WHAT YOU NEED TO DO
Every line of the entries that holds the word "icon" is to be copied.

SOURCE MATERIAL
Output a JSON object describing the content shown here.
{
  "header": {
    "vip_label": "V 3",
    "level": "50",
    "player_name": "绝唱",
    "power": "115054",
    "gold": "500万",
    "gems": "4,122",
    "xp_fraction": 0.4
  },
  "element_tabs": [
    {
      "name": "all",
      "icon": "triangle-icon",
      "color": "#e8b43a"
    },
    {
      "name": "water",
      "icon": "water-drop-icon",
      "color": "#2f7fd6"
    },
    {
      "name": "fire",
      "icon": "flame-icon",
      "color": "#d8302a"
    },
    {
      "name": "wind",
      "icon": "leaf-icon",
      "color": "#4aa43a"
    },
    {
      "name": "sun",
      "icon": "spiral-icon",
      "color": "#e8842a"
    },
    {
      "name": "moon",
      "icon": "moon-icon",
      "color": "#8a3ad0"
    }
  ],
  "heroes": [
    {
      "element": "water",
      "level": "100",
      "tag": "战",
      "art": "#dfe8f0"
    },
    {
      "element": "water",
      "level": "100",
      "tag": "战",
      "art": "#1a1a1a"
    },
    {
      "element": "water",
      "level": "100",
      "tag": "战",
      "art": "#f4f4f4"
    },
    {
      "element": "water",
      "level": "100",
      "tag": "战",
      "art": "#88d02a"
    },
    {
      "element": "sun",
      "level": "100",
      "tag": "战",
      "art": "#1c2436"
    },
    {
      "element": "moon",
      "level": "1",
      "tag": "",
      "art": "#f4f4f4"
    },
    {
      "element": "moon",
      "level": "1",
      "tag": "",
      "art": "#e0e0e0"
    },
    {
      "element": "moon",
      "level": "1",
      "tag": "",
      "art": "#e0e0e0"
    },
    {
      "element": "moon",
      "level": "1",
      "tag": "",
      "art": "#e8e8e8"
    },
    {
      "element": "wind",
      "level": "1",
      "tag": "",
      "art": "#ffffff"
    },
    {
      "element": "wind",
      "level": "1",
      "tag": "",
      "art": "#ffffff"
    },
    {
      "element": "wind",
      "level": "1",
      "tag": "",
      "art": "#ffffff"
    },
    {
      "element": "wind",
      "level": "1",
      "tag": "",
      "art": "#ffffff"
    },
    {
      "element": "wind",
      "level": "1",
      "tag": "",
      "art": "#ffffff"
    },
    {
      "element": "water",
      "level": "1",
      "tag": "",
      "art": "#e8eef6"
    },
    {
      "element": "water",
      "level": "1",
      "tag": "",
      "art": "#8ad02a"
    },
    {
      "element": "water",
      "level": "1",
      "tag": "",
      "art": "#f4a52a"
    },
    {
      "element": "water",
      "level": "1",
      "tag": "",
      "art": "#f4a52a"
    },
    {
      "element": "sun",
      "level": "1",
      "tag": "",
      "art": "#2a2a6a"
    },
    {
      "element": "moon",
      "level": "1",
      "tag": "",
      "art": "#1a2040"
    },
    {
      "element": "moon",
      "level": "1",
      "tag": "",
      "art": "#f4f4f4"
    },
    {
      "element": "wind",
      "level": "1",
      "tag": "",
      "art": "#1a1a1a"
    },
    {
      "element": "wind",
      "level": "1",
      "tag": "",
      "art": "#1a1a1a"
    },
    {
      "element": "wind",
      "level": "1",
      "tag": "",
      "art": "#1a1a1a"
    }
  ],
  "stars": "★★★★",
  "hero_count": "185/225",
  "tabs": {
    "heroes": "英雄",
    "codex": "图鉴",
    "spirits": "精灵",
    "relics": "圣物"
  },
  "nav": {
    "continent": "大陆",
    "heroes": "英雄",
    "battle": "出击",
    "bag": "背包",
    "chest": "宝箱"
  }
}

RESPONSE BOX
      "icon": "triangle-icon",
      "icon": "water-drop-icon",
      "icon": "flame-icon",
      "icon": "leaf-icon",
      "icon": "spiral-icon",
      "icon": "moon-icon",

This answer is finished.